If there are any problems that occur in the crop, the drone will be able to detect them. These kinds of insights would have previously only been gained by satellite imagery — while very advanced, this technique could only be used once a day. Monitoring through drones can be used whenever a farmer wishes.

Farm insurance from a leading insurance broker like Lycetts will give land owners and farmers peace of mind, as options are available to provide cover for everything from buildings and produce to machinery and office contents.

Farming vehicles that are autonomous

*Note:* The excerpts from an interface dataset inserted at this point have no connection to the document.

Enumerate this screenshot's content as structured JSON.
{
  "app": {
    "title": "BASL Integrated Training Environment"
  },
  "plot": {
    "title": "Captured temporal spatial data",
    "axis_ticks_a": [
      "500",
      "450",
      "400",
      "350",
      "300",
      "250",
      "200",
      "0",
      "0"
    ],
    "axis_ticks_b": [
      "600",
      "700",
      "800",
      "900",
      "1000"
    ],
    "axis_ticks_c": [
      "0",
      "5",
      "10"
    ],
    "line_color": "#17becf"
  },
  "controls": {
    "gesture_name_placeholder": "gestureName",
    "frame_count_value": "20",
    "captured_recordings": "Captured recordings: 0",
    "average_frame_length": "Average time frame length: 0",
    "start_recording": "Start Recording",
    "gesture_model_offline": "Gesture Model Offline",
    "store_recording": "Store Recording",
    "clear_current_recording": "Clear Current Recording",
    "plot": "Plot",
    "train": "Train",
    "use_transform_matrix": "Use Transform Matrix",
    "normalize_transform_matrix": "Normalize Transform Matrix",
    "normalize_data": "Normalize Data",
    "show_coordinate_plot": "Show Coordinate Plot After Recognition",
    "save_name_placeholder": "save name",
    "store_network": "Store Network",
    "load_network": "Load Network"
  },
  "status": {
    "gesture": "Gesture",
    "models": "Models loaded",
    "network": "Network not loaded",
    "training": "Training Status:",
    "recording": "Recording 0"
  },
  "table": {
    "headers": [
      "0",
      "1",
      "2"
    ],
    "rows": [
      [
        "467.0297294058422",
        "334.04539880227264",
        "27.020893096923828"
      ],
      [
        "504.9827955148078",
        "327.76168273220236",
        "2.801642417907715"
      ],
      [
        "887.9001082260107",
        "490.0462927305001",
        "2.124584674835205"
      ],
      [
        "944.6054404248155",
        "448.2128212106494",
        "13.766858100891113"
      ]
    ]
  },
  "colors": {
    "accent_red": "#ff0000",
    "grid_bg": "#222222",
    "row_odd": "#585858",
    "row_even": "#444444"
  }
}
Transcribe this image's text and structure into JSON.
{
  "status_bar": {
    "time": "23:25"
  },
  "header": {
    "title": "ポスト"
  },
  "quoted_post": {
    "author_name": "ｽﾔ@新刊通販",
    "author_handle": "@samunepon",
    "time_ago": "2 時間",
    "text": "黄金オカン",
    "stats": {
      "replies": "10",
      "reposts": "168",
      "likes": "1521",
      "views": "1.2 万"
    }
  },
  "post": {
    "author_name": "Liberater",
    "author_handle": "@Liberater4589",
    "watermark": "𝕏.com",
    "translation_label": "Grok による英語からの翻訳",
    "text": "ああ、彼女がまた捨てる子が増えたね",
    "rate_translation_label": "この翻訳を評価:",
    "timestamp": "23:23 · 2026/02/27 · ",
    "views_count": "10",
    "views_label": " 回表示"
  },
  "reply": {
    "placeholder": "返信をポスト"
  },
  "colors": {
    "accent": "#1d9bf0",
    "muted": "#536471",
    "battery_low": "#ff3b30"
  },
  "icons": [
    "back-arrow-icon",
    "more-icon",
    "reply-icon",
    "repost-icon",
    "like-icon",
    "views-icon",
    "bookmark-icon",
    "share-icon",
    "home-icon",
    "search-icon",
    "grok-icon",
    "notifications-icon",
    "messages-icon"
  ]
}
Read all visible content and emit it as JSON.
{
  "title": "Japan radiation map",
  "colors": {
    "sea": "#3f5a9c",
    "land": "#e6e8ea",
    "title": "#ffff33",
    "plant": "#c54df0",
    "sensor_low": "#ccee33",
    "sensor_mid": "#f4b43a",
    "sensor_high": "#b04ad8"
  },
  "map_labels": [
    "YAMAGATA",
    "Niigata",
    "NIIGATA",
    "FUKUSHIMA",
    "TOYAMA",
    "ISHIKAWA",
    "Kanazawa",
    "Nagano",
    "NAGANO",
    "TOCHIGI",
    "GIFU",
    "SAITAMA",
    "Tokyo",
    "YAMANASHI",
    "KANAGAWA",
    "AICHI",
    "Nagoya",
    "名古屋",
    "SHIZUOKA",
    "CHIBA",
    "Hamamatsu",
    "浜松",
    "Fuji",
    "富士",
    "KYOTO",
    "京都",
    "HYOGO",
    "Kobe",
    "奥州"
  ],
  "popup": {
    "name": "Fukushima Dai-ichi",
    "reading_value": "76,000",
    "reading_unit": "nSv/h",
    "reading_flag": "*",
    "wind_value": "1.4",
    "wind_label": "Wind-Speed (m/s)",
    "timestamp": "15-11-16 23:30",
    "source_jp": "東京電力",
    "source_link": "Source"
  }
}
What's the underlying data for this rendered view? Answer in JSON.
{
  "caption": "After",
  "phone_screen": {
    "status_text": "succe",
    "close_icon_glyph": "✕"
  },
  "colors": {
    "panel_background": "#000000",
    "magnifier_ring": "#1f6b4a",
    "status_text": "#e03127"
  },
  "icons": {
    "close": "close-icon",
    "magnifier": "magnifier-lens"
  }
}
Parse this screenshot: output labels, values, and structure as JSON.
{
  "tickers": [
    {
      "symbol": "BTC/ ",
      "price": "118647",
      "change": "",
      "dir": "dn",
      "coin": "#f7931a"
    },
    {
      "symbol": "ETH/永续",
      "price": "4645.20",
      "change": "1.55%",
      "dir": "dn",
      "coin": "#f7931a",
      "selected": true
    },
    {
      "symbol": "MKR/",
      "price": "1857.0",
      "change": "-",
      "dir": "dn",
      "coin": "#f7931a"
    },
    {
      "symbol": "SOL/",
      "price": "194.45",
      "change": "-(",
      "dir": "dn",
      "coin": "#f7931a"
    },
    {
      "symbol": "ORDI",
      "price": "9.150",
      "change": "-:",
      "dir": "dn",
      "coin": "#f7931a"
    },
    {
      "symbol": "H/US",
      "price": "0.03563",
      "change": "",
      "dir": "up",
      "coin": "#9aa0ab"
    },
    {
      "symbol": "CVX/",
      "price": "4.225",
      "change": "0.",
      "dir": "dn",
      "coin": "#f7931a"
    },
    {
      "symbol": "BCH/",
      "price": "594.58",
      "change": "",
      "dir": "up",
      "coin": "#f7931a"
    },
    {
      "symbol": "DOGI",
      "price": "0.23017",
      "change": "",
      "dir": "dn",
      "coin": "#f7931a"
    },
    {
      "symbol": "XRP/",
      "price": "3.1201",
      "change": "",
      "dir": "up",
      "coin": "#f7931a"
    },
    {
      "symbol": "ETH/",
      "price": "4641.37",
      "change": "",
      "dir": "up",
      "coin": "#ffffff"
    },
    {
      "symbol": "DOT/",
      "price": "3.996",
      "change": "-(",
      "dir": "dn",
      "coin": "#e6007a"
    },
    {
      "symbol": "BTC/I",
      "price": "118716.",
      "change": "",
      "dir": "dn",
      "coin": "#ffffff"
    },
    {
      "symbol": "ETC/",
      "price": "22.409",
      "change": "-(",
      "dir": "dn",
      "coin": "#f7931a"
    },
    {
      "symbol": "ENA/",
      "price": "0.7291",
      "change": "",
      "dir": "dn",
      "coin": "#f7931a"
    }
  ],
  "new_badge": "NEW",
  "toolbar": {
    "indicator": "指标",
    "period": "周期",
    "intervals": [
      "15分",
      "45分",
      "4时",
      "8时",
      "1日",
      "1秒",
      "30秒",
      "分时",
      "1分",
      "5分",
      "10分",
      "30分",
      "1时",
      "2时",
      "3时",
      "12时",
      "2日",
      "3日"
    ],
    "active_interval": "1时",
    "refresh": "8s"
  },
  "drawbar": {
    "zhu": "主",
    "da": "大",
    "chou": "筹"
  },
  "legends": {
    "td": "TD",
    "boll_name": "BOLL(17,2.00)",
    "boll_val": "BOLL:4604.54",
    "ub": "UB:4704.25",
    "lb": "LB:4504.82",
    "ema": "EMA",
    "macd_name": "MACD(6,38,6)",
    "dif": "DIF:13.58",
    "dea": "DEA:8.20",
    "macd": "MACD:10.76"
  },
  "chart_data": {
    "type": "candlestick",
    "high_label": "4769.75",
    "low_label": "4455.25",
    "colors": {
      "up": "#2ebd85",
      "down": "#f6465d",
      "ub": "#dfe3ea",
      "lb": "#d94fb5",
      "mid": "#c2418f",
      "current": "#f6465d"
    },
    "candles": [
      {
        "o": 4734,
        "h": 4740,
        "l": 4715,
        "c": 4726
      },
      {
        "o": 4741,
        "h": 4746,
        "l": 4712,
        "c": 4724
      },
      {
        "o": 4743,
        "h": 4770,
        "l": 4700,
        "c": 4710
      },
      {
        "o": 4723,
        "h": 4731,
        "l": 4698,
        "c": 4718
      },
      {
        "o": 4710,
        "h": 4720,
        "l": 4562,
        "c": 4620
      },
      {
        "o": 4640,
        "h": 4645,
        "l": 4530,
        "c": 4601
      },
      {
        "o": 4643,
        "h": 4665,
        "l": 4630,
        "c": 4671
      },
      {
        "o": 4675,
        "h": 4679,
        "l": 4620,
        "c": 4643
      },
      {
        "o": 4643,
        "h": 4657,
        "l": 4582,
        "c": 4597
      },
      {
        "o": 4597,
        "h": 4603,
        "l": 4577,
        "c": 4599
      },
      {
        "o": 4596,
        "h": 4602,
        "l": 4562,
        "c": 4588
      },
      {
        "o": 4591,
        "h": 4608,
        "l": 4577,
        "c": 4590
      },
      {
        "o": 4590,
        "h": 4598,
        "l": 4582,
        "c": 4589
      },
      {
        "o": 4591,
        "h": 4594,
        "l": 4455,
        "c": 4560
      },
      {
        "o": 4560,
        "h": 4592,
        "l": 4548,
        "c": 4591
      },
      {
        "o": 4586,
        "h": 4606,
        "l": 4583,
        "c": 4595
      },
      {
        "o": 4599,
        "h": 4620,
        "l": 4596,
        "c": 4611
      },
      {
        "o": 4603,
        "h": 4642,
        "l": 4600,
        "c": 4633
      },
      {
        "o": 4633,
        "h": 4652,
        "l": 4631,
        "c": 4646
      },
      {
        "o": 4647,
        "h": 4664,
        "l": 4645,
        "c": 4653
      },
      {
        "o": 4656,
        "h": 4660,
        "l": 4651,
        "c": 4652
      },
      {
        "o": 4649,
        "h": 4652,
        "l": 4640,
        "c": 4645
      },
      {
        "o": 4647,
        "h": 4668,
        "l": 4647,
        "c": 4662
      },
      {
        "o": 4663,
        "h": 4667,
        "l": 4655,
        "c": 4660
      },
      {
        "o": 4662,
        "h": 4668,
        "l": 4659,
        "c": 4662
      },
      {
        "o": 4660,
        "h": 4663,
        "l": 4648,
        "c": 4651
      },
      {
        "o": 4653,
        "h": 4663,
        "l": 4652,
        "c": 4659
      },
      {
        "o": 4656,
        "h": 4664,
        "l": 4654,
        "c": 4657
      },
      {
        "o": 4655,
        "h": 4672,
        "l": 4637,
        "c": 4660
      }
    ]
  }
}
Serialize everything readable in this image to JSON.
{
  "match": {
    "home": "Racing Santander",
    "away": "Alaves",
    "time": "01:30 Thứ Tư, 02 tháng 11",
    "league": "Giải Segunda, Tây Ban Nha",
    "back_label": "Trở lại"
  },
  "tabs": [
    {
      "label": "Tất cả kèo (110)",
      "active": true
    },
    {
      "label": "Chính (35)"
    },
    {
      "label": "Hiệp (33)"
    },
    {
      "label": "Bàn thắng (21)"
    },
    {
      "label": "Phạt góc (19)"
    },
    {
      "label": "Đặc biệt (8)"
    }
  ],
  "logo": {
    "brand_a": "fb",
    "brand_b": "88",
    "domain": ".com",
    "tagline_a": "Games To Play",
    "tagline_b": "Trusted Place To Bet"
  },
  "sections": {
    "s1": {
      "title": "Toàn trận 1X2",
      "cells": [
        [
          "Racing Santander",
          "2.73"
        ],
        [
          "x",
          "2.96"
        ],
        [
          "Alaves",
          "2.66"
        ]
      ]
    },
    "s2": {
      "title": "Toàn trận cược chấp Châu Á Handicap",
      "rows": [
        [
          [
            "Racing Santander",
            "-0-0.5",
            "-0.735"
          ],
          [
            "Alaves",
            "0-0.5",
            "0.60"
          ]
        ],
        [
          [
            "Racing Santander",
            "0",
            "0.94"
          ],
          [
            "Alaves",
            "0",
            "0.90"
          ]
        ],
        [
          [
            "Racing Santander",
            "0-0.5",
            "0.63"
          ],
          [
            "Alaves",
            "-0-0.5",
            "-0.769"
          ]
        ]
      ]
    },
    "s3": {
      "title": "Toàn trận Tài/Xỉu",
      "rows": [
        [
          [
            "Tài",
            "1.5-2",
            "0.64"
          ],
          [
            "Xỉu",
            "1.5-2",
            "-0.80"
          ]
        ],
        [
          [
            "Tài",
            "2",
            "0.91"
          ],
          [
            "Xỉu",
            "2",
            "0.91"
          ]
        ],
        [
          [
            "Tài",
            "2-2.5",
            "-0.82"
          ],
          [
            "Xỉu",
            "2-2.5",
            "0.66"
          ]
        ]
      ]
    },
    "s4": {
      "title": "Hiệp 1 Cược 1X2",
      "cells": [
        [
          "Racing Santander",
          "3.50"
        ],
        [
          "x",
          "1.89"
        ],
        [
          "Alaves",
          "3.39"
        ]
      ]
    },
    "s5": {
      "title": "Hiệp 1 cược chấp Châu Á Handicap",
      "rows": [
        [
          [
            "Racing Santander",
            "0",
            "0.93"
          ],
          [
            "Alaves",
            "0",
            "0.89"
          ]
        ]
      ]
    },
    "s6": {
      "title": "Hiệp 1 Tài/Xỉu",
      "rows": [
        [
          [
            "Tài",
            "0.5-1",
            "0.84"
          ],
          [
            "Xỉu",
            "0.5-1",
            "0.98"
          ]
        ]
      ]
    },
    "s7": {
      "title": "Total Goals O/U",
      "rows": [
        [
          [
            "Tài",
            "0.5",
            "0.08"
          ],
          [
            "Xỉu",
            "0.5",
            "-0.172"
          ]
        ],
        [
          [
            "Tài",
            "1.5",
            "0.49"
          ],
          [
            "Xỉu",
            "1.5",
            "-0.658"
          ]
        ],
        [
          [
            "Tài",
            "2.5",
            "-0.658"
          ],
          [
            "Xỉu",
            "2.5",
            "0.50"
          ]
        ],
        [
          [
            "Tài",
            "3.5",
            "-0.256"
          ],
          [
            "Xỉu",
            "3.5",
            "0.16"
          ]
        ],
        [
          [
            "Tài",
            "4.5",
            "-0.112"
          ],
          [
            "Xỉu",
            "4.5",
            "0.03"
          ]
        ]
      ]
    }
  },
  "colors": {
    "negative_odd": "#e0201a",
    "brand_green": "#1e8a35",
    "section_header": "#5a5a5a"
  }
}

Vehicles with autonomous features are becoming a part of a bigger discussion in the tech industry. In fact, a comprehensive report by Business Insider Intelligence has forecasted that there will be close to 10 million cars available which will have either semi-autonomous or fully autonomous capabilities. From a more general perspective, management consulting firm Bain has estimated that the global opportunity for assistive and autonomous technologies for the business-to-business market will be somewhere in the range of $22 to $26 billion per year by 2025.

There are ways that autonomous vehicles can have a positive impact agricultural matters. For instance, a team of agricultural engineers from the Harper Adams University in Shropshire have set about creating an autonomous tractor which can perform tasks like the drilling, seeding and spraying of land while being steered by a farmer who is positioned not behind the vehicle’s wheel but in a control room. The same team — made up of Johnathan Gill, Kit Franklin and Martin Abell — are also looking into how an automated combine harvester can be used to then harvest the same field.

“These small autonomous machines will in turn facilitate high resolution precision farming, where different areas of the field, and possibly even individual plants can be treated separately, optimising and potentially reducing inputs being used in field agriculture. The tractor driver won’t be physically in the tractor driving up and down a field. Instead, they will be a fleet manager and agricultural analysts, looking after a number of farming robots and meticulously monitoring the development of their crops.” Mr Franklin told the Daily Mail:

Christophe Millot, who is a French inventor, has created a vine pruning robot. Developed as a counter to a shortage in farm labour, the latest-generation model of the four-wheeled gadget is made up of six cameras, two arms and a tablet computer found inside the robot. These features combine in a way that the machine can learn as it goes about its task so to trim grass around each vine with a cut every five seconds.

Insuring your farm equipment

It is important to understand that bad things could happen to the equipment you need to do your job. No matter if you choose to invest in farming drones and autonomous farm vehicles, or continue with tried-and-tested techniques in agriculture, it is important to ensure that the equipment is insured to avoid unexpected surprises from costing landowners and farmers dearly.